As a disc degenerates, the soft inner gel in the disc can leak back into the spinal canal. This is known as disc herniation, or herniated disc. Once inside the spinal canal, the herniated disc material then puts pressure on the nerve, causing pain to radiate down the nerve leading to sciatica or leg pain (from a lumbar herniated disc) or arm pain (from a cervical herniated disc).
Degenerative / Herniated Disc Disease Causes
Disc herniation can occur as a result of disc degeneration, which happens normally as the spine ages. Degenerative disc disease refers to pain that is caused when spinal discs lose integrity.
Several factors can cause discs to degenerate, including age. Specific factors include:
The drying out of the disc. As the spine ages, the disc(s) dry out and lose their ability to absorb shocks as effectively.
Daily activities and sports can cause tears in the outer core of the disc.
Injuries can cause swelling, soreness, and instability.

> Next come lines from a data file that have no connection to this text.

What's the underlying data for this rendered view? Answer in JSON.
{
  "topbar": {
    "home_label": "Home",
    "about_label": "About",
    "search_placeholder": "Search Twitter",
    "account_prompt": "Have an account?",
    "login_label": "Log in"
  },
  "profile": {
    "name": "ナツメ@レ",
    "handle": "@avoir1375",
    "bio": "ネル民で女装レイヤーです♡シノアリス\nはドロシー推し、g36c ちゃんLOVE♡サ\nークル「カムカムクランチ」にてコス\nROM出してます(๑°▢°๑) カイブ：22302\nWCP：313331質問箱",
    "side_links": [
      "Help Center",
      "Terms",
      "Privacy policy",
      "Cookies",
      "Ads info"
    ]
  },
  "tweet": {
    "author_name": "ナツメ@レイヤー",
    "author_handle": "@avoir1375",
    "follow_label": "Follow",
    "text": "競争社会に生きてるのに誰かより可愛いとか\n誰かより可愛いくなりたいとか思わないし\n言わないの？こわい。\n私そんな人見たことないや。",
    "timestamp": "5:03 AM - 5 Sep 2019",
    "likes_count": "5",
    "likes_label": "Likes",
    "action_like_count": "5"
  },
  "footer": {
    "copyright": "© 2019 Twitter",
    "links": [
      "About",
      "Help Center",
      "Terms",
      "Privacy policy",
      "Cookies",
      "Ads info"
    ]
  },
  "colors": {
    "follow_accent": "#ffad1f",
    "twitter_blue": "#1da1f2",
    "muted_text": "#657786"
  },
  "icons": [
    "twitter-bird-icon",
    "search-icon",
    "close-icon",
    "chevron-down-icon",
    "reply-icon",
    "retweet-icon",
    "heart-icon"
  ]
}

Unlike other tissues of the body, there is very little blood supply to the disc. Therefore, once a disc is injured, it cannot repair itself, and the discs can start to deteriorate.
Symptoms Of Herniated Disc Disease
Most herniated discs occur in the lower back, although they can also occur in the neck. Signs and symptoms depend on where the disc is situated and whether the disc is pressing on a nerve, and usually affect one side of the body. Main symptoms include:
Arm or leg pain. When herniated discs present in the lower back, patients will experience pain in the buttocks, thighs, and calves, with some patients also reporting pain in parts of the feet. When the herniated discs present in the neck, patients will experience pain in the shoulder and arm, and it may also shoot into the arm and leg in the event of coughing, sneezing, or movement. These pains are often described as sharp or burning.
Numbness or tingling. Those suffering from herniated discs often report radiating numbness or tingling in the body parts served by the affected nerves.
Weakness. Muscles served by the affected nerves tend to weaken, and this can cause stumbling, or affect patients’ ability to lift or hold items.
It is possible to miss a herniated disc as the disease can present without symptoms. Patients may not know they are affected unless it shows up on a spinal image.